That this album is a classic should go without saying. Long overdue for a shelf friendly box set reissue it has been released at a time when ears old and new to the sound of Primal Scream can gain an appreciation of how ground-breaking the fusion of gospel, psychedelia, techno dance, dub and the swagger of the Stones truly was. A testament to its relevancy that it still sounds fresh today.
Originally released in 1991, Primal Scream’s psychedelic dance rock masterpiece Screamadelica was given a 20th anniversary reissue remastered by Primal Scream & Kevin Shields (My Bloody Valentine) in 2011. Now in 2015, it gets a deserving 4CD reissue complete with 20 page booklet, alternate mixes, a live album recorded at The Hollywood Palladium & The Dixie Narco EP. And then there’s the cover art, inspired by a ceiling ‘water spot’ seen through acid eyes!
Primal Scream formed by Glaswegians Bobby Gillespie & Jim Beattie in 1982 but didn’t release an album until 1987, mainly due to Gillespie’s ongoing membership in the Jesus & Mary Chain – he left them mid ’86 after the release and touring of Psychocandy. Commercial success eluded Primal Scream until 1991 with their third album, Screamadelica, landing them Melody Maker’s album of the year and the initial Mercury Music Prize. They still release relevant music, their latest studio album Chaosmosis is released in March next year.
The album opens with ‘Movin On Up’, the gospel-groove stones swagger lets you instantly know your ears are in for a fine ride, followed by the inspired dance acid house reworking of a 13th Floor Elevators track from their 1967 album ‘Easter Everywhere’, ‘Slip Inside This House’ is unique in being one of the few Primal scream tracks not featuring vocals by Gillespie (He was too wasted during recording!) ‘Don’t Fight It, feel It’ brings back the electronic house dance feel, sampled percussion, prominent bass dub and that irrepressible beat. Then ‘Higher Than The Sun’ breaks through the speakers in a chilled out haze commanding a slow toe tapping that flows into the shimmering bliss of ‘Inner Light’. ‘Come Together’ continues the chilled house vibe and is nicely placed as the central track on the album, being the longest track, turning in at over ten minutes.
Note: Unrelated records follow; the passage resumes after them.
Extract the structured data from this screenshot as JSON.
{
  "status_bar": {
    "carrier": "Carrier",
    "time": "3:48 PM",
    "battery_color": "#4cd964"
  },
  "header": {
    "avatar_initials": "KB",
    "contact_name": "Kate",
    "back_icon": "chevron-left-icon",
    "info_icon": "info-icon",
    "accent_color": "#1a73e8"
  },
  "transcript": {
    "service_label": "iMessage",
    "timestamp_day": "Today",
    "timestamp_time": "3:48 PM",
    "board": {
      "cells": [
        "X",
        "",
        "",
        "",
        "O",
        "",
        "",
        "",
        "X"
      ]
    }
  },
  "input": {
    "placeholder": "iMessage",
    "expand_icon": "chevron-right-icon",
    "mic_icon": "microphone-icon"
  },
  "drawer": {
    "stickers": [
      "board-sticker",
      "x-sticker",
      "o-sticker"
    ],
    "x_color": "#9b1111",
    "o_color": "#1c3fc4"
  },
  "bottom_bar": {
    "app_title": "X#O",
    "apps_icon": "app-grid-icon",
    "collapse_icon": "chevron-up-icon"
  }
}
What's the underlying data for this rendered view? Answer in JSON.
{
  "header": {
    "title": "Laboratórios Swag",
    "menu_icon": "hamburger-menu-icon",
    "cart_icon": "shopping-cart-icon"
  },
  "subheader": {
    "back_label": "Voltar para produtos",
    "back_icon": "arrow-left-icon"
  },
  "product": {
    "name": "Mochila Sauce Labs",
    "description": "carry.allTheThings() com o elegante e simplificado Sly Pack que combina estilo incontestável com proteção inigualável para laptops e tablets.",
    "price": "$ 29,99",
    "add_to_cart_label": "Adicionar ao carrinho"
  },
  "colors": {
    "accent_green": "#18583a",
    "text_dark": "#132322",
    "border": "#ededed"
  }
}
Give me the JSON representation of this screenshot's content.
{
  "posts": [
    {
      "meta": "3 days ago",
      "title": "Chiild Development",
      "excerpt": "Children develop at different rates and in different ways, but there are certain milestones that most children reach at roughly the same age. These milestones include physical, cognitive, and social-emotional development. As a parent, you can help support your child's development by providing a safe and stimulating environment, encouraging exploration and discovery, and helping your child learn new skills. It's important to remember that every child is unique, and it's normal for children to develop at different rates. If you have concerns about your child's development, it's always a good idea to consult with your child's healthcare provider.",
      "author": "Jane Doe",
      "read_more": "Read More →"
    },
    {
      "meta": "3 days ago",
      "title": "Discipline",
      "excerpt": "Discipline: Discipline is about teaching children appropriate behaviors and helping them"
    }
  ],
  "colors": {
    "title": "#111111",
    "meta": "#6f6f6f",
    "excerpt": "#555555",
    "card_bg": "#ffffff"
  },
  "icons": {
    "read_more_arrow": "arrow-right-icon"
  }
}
‘Loaded’ follows, opening with some Peter Fonda spoken word, the track is a remix of ‘I’m Losing More than I’ll Ever Have’, from Primal Scream’s eponymous second album, remixed by Andrew Weatherall in 1990 to such a radical extent it deserved its own release. In this sense, ‘Loaded’ was probably the framework on which they built Screamadelica.
‘Damaged’ and ‘Come Down’ are just that, a couple of bring down numbers lamenting the intoxicating chase and chaos of drugs and love, or is it love and drugs. A dub symphony remix of ‘Higher Than The Sun’ continues their reinterpretation of their own work and album closer ‘Shine Like Stars’ is a lovely track which brings to mind just what it is that makes this album so remarkable. The myriad genres combined in precise amounts at appropriate moments to impeccable effect.
In the end, Primal Scream’s decision to enlist the production help of Andrew Weatherall, Hugo Nicolson, The Orb and Jimmy Miller was a game-breaker. Screamadelica was the album that impacted dance, acid house, techno and alternative rock genres in such a significantly all-pervading manner that it justifies its status as a ‘classic’ and an essential album for any music lover’s collection.
Artist: Primal Scream
Album Title: Screamadelica
Label: Creation Records
Genre: Alternative Rock, Dance Rock, Acid House
Moments Of Stand Out: Movin’ On Up (Track 1), Higher Than The Sun (Tracks 4 & 10), Come Together (Track 6) Loaded (Track 7)
This review was written by Brendan.